Every line of the data below is to be duplicated exactly, pictures excepted.

Task material:
■ ■ ■ ■

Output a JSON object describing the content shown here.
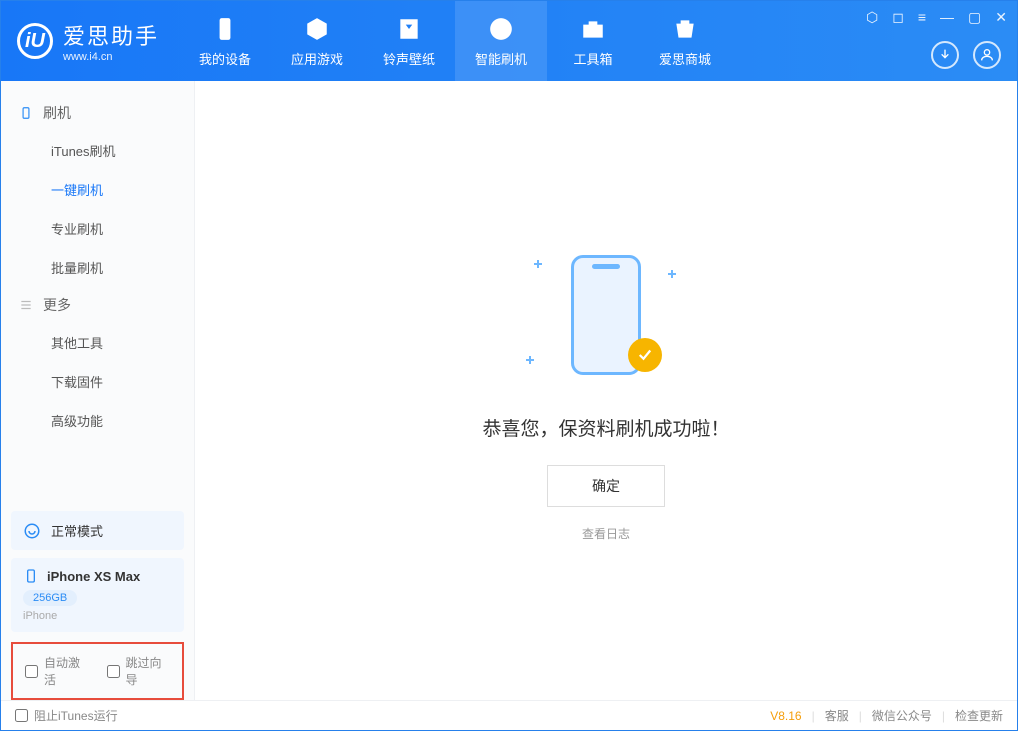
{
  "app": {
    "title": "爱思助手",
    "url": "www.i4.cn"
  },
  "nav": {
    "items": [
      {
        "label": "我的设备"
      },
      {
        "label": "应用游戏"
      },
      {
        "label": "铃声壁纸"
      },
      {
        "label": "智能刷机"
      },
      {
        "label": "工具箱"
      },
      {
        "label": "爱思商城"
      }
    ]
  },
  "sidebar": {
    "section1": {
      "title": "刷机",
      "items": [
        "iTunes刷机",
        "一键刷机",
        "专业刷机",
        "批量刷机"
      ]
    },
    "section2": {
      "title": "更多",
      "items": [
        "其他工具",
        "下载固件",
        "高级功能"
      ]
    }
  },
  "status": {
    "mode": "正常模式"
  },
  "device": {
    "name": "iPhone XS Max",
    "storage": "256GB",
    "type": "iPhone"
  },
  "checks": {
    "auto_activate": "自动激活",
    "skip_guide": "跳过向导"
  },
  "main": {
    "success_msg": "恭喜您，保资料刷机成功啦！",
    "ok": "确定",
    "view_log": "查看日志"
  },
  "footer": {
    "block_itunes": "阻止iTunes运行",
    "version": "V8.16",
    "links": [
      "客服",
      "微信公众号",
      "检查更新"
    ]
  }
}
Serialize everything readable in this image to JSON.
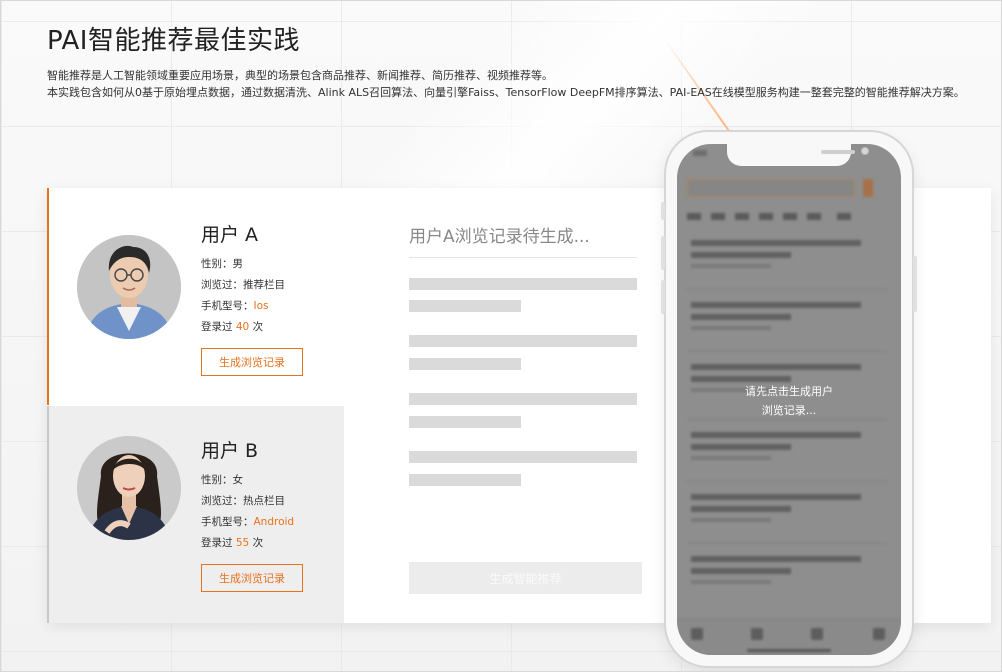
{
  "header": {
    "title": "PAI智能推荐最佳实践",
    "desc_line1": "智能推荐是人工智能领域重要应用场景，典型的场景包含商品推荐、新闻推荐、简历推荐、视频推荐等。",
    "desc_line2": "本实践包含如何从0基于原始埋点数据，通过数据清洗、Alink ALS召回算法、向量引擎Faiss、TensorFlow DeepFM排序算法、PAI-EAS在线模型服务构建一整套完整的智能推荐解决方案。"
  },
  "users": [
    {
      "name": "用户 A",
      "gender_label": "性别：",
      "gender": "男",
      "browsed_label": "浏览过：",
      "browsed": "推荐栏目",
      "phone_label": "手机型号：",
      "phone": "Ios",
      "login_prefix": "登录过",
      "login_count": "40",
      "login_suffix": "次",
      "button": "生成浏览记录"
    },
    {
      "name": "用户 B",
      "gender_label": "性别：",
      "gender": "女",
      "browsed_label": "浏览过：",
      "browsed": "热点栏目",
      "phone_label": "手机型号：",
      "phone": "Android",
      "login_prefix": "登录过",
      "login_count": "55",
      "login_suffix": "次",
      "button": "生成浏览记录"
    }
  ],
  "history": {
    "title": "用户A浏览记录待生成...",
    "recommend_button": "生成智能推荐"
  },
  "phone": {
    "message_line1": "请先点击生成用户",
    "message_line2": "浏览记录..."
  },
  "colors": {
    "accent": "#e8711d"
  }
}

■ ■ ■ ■

Task result:
Output a JSON object describing the content shown here.
{
  "app": {
    "title": "爱思助手",
    "url": "www.i4.cn"
  },
  "nav": {
    "items": [
      {
        "label": "我的设备"
      },
      {
        "label": "应用游戏"
      },
      {
        "label": "铃声壁纸"
      },
      {
        "label": "智能刷机"
      },
      {
        "label": "工具箱"
      },
      {
        "label": "爱思商城"
      }
    ]
  },
  "sidebar": {
    "section1": {
      "title": "刷机",
      "items": [
        "iTunes刷机",
        "一键刷机",
        "专业刷机",
        "批量刷机"
      ]
    },
    "section2": {
      "title": "更多",
      "items": [
        "其他工具",
        "下载固件",
        "高级功能"
      ]
    }
  },
  "status": {
    "mode": "正常模式"
  },
  "device": {
    "name": "iPhone XS Max",
    "storage": "256GB",
    "type": "iPhone"
  },
  "checks": {
    "auto_activate": "自动激活",
    "skip_guide": "跳过向导"
  },
  "main": {
    "success_msg": "恭喜您，保资料刷机成功啦！",
    "ok": "确定",
    "view_log": "查看日志"
  },
  "footer": {
    "block_itunes": "阻止iTunes运行",
    "version": "V8.16",
    "links": [
      "客服",
      "微信公众号",
      "检查更新"
    ]
  }
}
Serialize everything readable in this image to JSON.
{
  "header": {
    "title": "PAI智能推荐最佳实践",
    "desc_line1": "智能推荐是人工智能领域重要应用场景，典型的场景包含商品推荐、新闻推荐、简历推荐、视频推荐等。",
    "desc_line2": "本实践包含如何从0基于原始埋点数据，通过数据清洗、Alink ALS召回算法、向量引擎Faiss、TensorFlow DeepFM排序算法、PAI-EAS在线模型服务构建一整套完整的智能推荐解决方案。"
  },
  "users": [
    {
      "name": "用户 A",
      "gender_label": "性别：",
      "gender": "男",
      "browsed_label": "浏览过：",
      "browsed": "推荐栏目",
      "phone_label": "手机型号：",
      "phone": "Ios",
      "login_prefix": "登录过",
      "login_count": "40",
      "login_suffix": "次",
      "button": "生成浏览记录"
    },
    {
      "name": "用户 B",
      "gender_label": "性别：",
      "gender": "女",
      "browsed_label": "浏览过：",
      "browsed": "热点栏目",
      "phone_label": "手机型号：",
      "phone": "Android",
      "login_prefix": "登录过",
      "login_count": "55",
      "login_suffix": "次",
      "button": "生成浏览记录"
    }
  ],
  "history": {
    "title": "用户A浏览记录待生成...",
    "recommend_button": "生成智能推荐"
  },
  "phone": {
    "message_line1": "请先点击生成用户",
    "message_line2": "浏览记录..."
  },
  "colors": {
    "accent": "#e8711d"
  }
}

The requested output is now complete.